ESPN3 Goes Social on Facebook
Last Thursday, ESPN ushered in Championship Week with the launch of a version of its ESPN3 player on Facebook. It marks the first time that live, streaming sports games from an ESPN network are accessible through the social media website.

The Facebook player, which is capable of pushing out streaming video at a bitrate of 1.8 MPS, has been made available to teams and conferences who can display the ESPN3 player on their official fan pages to highlight live games for their fans.
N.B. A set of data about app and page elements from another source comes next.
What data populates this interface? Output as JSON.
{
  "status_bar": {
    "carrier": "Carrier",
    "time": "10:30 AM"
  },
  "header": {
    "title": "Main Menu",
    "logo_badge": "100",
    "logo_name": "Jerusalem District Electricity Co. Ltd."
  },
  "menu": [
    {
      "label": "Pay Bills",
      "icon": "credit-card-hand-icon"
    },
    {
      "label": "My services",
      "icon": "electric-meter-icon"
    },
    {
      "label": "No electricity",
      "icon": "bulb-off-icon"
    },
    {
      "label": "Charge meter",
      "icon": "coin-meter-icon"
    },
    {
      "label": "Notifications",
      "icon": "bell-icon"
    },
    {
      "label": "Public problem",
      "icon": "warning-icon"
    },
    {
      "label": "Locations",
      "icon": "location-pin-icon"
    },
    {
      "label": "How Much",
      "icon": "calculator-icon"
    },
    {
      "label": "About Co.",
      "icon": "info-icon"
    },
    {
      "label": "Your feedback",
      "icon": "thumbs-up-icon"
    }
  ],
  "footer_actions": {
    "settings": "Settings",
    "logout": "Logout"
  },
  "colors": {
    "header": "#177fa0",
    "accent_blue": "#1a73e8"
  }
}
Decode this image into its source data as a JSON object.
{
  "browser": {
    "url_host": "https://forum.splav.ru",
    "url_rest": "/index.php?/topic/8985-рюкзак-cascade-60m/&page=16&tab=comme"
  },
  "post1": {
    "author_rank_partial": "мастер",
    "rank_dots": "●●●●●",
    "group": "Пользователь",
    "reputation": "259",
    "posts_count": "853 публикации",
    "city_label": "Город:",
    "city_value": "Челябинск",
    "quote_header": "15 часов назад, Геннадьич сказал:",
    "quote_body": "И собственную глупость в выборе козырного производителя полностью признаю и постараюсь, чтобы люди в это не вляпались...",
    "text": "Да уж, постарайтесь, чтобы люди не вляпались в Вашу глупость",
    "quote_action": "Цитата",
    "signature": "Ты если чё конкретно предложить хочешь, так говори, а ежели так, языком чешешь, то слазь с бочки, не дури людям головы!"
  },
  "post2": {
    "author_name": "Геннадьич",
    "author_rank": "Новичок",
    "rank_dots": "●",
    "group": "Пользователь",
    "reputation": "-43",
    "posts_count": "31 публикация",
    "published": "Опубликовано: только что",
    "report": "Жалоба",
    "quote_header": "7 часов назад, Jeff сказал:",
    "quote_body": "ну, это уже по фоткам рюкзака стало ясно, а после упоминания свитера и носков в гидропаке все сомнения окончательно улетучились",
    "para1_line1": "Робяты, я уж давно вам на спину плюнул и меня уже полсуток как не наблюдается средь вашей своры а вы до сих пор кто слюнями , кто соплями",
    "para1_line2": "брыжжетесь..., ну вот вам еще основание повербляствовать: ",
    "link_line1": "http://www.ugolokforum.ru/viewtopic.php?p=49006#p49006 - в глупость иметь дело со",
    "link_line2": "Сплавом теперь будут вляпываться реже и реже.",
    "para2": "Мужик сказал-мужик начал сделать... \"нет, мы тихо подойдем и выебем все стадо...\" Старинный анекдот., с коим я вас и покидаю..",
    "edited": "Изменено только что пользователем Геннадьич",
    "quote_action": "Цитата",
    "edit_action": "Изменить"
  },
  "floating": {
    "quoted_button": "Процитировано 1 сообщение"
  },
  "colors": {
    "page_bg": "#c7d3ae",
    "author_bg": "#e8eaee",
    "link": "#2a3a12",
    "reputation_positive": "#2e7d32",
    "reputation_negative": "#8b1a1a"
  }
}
Replays of recently concluded events will be available as well.

“That’s the front end work that we had to do but on the back end, we have to do the work just to manage all of these different experiences that are not on our domain, just to ensure things like analytics, monetization, and everything works the same and that everything is up and running,” says Paul Gavalis, senior director, product development and operations at ESPN Digital Media.

For users who receive ESPN3 through an affiliated Internet service provider, the player is able to automatically identify them as an authenticated user. Users whose subscription is tied to their video account will be directed to www.watchespn.com to authenticate.

According to Gavalis, the biggest challenge of developing the Facebook player was maintaining all of the business controls that live inside ESPN3 on its own domain.

“We do the authentication, monetization, and analytics on our domain,” he says. “So we needed to create an experience that took all of the business rules and allowed them to be executed in an I-frame in a video player experience that can sit on someone else’s domain. So it took a lot of the things that lived on our larger experience and put them into a very compact player that we can put onto someone else’s site.”

Multiplatform Coverage
ESPN Buzzer Beater – which is available to Time Warner Cable Sports Tier, Bright House Networks Customers, and Verizon FiOS TV Ultimate HD and Extreme HD customers –will provide live cut-ins, highlights and commentary from numerous Championship Week games from across the ESPN networks on Thursday and Friday.

As is typical of most ESPN programming, the entire Championship Week slate will also be available via WatchESPN, which delivers live access to ESPN, ESPN2, ESPNU, ESPN3 and ESPN Buzzer Beater/Goal Line on computers, smartphones, and tablets to fans who receive ESPN’s linear networks as part of their video subscription from Time Warner Cable, Bright House Networks or Verizon FiOS TV. WatchESPN is available free for Android devices from the Android Market and for Apple devices from the App Store, as well as online via WatchESPN.com.

ESPN 3D will offer coverage of every Big East Conference tournament matchup beginning today.

On to “The Big Dance”
While live broadcast rights are the property of CBS and Turner, that doesn’t mean ESPN won’t have a significantly invested interest in the NCAA Tournament.

The final day of Championship Week – Selection Sunday – will begin at noon with College GameDay Covered by State Farm on ESPN, followed by the ACC Championship (on ESPN) and SEC Championship (on ABC), both at 1 p.m.

Coverage of the men’s NCAA Championship selection will include a three-hour Bracketology Presented by Staples at 3 p.m. and, following the selection announcements, a two-hour edition at 7 p.m., both on ESPN. ESPN will also offer selection coverage during SportsCenter at 6 p.m.

ESPNU will televise an hour-long look at the final moments of some of the best games during Championship Week with Crunch Time: Championship Week Special at 8 p.m., followed by the sixth annual NIT Selection Show at 9 p.m. and a three-hour Tournament Countdown edition of The Experts at 9:30 p.m.